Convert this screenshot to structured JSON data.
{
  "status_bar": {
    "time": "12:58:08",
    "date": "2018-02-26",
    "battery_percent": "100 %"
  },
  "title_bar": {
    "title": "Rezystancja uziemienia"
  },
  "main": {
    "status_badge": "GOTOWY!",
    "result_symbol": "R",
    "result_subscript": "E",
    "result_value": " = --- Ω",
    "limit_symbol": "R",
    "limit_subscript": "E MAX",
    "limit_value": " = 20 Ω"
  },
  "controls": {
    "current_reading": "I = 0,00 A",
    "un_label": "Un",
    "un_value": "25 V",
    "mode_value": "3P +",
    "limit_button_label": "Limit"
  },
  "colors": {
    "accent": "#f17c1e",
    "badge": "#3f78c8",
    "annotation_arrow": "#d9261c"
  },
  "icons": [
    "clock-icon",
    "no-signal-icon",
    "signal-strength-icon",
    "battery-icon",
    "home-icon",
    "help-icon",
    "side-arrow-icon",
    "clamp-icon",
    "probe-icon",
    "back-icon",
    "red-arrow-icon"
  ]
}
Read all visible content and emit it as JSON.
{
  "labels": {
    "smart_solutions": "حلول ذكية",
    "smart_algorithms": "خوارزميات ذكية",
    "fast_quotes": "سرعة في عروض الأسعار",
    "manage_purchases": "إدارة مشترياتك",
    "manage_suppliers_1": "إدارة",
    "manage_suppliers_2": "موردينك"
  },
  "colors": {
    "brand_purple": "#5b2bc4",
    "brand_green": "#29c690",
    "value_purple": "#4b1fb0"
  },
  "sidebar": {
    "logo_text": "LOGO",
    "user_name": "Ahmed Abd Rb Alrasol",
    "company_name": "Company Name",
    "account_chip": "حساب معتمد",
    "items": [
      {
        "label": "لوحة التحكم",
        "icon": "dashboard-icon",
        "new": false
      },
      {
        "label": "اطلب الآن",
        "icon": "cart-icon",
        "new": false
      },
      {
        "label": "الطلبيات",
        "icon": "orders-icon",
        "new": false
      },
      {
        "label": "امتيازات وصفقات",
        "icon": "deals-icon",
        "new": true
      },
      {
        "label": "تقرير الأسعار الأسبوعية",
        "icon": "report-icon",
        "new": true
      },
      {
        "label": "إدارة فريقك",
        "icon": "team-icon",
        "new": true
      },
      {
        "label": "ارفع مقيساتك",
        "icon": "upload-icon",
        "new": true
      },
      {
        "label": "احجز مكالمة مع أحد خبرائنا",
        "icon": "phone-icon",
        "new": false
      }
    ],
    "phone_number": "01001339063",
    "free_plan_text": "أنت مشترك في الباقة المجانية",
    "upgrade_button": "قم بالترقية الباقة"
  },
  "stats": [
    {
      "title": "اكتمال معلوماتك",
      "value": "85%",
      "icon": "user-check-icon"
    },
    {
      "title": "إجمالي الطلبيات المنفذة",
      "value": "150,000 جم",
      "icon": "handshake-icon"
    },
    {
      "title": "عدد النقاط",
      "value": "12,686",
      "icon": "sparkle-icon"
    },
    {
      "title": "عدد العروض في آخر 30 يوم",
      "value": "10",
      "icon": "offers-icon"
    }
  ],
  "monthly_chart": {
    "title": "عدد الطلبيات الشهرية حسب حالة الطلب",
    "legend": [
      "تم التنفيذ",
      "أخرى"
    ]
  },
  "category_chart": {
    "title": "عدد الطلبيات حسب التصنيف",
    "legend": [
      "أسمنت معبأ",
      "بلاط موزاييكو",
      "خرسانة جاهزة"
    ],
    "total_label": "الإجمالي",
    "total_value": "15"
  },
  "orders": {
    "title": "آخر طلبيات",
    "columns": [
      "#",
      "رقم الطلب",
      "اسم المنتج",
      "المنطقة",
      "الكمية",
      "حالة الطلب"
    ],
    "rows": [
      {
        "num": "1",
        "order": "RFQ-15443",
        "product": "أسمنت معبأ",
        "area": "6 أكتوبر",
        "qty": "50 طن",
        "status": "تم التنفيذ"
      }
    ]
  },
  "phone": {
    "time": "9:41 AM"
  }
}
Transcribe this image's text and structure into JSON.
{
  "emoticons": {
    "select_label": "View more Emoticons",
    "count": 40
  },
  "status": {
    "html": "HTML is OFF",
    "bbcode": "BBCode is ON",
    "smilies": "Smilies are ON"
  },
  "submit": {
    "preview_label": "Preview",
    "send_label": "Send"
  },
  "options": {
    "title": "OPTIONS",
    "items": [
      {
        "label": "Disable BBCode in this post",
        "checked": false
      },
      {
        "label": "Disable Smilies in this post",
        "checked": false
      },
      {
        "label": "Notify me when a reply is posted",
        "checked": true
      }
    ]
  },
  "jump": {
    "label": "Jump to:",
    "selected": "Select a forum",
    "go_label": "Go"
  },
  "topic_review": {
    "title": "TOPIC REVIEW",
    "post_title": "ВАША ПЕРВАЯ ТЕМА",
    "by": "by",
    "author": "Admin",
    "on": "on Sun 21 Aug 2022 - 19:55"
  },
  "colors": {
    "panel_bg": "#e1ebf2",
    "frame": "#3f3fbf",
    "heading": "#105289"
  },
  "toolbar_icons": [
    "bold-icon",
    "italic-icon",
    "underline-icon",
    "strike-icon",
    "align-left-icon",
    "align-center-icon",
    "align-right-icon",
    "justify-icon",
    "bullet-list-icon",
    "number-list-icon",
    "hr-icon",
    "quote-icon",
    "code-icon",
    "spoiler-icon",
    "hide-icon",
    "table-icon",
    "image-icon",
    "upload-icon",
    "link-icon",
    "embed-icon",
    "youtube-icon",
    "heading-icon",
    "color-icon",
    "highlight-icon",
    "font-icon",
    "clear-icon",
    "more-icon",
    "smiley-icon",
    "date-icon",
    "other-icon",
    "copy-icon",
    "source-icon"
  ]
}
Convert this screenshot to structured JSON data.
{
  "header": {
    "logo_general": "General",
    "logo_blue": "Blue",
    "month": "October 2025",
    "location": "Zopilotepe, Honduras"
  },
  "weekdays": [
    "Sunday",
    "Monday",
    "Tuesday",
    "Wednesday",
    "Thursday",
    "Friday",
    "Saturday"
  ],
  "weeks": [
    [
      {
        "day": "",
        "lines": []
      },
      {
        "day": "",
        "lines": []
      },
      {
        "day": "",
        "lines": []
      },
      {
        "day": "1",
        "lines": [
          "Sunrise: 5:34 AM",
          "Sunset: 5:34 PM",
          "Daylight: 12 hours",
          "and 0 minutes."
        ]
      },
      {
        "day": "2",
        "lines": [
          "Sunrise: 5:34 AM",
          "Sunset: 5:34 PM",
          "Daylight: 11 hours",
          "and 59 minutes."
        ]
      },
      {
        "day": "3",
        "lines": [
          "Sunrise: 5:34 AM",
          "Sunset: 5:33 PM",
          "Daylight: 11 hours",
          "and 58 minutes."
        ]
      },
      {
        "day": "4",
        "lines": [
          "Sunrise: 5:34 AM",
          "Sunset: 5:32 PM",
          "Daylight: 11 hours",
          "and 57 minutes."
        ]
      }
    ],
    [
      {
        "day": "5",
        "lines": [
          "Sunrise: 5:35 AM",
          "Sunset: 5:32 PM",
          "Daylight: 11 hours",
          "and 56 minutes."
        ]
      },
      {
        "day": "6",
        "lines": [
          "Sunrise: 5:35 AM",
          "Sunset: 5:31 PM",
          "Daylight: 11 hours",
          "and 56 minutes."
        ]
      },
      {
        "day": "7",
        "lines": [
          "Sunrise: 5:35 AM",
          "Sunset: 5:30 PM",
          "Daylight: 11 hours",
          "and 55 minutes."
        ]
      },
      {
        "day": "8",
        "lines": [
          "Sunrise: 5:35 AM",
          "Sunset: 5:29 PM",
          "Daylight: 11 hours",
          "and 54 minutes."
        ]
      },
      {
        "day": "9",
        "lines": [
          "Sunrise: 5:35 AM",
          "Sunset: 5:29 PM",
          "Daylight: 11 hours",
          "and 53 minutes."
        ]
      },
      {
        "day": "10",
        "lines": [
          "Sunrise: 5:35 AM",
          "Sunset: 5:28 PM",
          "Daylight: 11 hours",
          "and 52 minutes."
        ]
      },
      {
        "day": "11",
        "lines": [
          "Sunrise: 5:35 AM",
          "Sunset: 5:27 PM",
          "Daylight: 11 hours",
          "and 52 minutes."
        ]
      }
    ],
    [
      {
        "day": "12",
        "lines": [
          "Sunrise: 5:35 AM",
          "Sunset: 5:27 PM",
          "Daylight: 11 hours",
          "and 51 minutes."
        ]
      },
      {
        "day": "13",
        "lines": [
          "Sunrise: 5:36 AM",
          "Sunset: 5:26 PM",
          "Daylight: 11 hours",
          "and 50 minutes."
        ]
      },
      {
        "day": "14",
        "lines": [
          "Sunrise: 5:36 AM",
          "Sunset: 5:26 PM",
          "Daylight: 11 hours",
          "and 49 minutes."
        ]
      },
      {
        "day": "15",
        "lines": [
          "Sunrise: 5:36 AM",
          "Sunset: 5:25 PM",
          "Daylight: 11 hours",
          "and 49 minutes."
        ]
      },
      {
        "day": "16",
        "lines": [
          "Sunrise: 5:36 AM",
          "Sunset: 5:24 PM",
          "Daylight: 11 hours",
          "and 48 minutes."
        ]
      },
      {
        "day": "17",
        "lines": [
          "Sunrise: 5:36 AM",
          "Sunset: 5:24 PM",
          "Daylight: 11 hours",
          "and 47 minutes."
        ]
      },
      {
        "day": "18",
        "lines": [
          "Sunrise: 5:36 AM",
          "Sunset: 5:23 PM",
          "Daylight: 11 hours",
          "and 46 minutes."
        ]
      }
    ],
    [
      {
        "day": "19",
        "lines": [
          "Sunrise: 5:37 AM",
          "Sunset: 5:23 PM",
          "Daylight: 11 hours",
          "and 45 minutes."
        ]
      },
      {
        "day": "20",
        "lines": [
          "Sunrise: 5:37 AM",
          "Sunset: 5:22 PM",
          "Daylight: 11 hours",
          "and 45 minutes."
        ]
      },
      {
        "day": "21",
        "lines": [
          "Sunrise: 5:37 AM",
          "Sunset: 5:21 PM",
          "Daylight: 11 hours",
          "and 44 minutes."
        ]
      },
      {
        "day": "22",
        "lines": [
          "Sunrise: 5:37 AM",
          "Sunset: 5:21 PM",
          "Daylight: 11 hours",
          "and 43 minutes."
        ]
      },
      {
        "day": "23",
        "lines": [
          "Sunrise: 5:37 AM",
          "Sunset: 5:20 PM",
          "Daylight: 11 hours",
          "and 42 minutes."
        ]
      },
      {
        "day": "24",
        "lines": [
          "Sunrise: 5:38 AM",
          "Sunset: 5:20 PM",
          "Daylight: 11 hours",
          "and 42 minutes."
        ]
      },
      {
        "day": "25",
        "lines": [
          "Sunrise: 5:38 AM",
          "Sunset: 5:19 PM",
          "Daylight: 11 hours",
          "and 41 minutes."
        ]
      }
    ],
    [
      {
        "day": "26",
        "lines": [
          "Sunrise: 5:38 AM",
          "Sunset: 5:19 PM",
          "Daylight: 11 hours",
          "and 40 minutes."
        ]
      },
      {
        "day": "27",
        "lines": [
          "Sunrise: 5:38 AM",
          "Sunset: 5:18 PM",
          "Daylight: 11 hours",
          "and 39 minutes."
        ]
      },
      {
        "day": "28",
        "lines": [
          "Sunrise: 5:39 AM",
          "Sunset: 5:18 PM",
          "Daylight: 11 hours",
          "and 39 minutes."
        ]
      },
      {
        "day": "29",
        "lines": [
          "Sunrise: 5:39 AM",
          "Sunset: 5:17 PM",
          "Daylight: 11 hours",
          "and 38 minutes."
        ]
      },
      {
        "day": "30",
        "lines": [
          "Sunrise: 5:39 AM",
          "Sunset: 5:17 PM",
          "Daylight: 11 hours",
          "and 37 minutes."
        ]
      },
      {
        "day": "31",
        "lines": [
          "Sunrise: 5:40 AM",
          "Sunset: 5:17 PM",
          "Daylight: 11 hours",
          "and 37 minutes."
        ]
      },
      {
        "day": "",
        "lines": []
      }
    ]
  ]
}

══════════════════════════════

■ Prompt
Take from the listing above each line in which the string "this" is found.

■ Task output
Convert this screenshot to structured JSON data.
Transcribe this image's text and structure into JSON.
        "label": "Disable BBCode in this post",
        "label": "Disable Smilies in this post",
Convert this screenshot to structured JSON data.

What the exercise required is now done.